After bombing out at Q school in late 2011, Reed decided to try to play his way onto the Tour through Monday qualifying, the Darwinian shootouts in which up to 100 players gun for four spots, with a 65 or lower usually required to land one of them. It is here that Reed forged more heavy mettle. “You have to be superaggressive and play with no fear,” he says. “You really learn to trust in yourself.”
Reed successfully Mondayed six out of eight times. “That’s unheard of,” says Kirk. “You take a really good player, and if he plays well and has some luck, maybe he makes it through two out of eight.”
At the 2013 Wyndham Championship, Reed played his way into a playoff against amateur-days rival Jordan Spieth, a hotshot rookie being touted as the future of U.S. golf. On the second extra hole Reed lost his drive into the trees. With a hook stance, he played a low, screaming cut under the branches, over a bunker and to within seven feet of the hole. It might have been the shot of the year on Tour, and Reed brushed in the putt to vanquish Spieth.

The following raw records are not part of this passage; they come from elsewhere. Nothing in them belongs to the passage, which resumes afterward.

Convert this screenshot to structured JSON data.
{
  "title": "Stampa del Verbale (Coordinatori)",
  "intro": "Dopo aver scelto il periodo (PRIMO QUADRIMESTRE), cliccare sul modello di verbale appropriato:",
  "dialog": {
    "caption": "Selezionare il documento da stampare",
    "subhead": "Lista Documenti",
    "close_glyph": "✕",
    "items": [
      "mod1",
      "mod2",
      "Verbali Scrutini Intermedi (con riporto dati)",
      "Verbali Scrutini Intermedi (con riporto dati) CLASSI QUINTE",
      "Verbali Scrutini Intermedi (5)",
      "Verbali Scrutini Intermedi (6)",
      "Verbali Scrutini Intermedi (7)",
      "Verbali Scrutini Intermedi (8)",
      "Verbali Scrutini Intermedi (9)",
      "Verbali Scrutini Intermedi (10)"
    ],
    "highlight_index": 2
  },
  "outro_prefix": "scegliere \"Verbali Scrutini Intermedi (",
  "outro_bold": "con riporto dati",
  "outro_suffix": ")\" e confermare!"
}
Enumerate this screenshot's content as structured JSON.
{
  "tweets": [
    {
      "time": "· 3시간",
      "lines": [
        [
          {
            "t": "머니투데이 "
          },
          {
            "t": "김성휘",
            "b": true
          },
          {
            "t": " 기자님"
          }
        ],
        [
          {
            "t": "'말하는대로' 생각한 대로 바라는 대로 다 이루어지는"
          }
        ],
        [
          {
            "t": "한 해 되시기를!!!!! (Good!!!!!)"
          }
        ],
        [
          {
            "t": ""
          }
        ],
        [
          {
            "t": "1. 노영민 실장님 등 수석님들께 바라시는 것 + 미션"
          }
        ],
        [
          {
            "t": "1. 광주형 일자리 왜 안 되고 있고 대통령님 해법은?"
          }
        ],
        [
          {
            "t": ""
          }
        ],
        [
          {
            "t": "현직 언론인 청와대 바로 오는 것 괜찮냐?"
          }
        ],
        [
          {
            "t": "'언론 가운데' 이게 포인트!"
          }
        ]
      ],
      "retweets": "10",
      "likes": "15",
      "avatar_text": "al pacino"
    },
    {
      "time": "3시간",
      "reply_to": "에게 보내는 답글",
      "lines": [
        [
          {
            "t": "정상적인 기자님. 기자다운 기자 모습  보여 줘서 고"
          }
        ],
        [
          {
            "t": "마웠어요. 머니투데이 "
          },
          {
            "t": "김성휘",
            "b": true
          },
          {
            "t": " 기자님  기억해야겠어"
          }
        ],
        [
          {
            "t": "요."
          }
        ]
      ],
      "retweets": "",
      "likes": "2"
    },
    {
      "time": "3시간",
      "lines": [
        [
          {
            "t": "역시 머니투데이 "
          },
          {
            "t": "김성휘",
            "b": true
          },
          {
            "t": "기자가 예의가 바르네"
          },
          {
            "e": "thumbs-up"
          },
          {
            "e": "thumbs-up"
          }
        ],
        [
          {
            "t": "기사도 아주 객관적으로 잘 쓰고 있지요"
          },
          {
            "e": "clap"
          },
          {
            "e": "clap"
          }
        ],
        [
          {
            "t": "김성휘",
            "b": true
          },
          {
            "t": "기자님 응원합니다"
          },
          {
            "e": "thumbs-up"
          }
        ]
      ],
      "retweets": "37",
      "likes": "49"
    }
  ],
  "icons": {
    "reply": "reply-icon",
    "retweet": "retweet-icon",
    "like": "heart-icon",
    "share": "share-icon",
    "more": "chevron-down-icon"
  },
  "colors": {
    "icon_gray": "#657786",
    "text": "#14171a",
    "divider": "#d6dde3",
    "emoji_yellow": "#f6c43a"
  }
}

He hasn’t stopped winning since.
As Reed has backed up his big talk, his colleagues have grudgingly begun to accept him; even feelings about his notorious top five comment have softened. Says Matt Kuchar, “A lot of guys out here might think that, but he’s the only one with the guts to say it. Good for him.”
The natural progression for Reed is to begin contending at the major championships. Augusta National is a particularly good fit, given that he’s a streaky-good putter and his high draw is the ideal ball flight. To win down the street from his college stomping grounds would be a storybook accomplishment, notwithstanding the complications of having his estranged parents in town.
Justine is looking forward to her husband’s considerable achievements being celebrated without the shadows of the past. “He didn’t grow up at a fancy country club. He was a Monday qualifier who’s had to fight for everything he’s ever gotten,” she says. “Why can’t we have that fairy tale too?”
A good fairy tale needs a hero and a villain. What makes Reed so compelling is that he’s perfect for either role.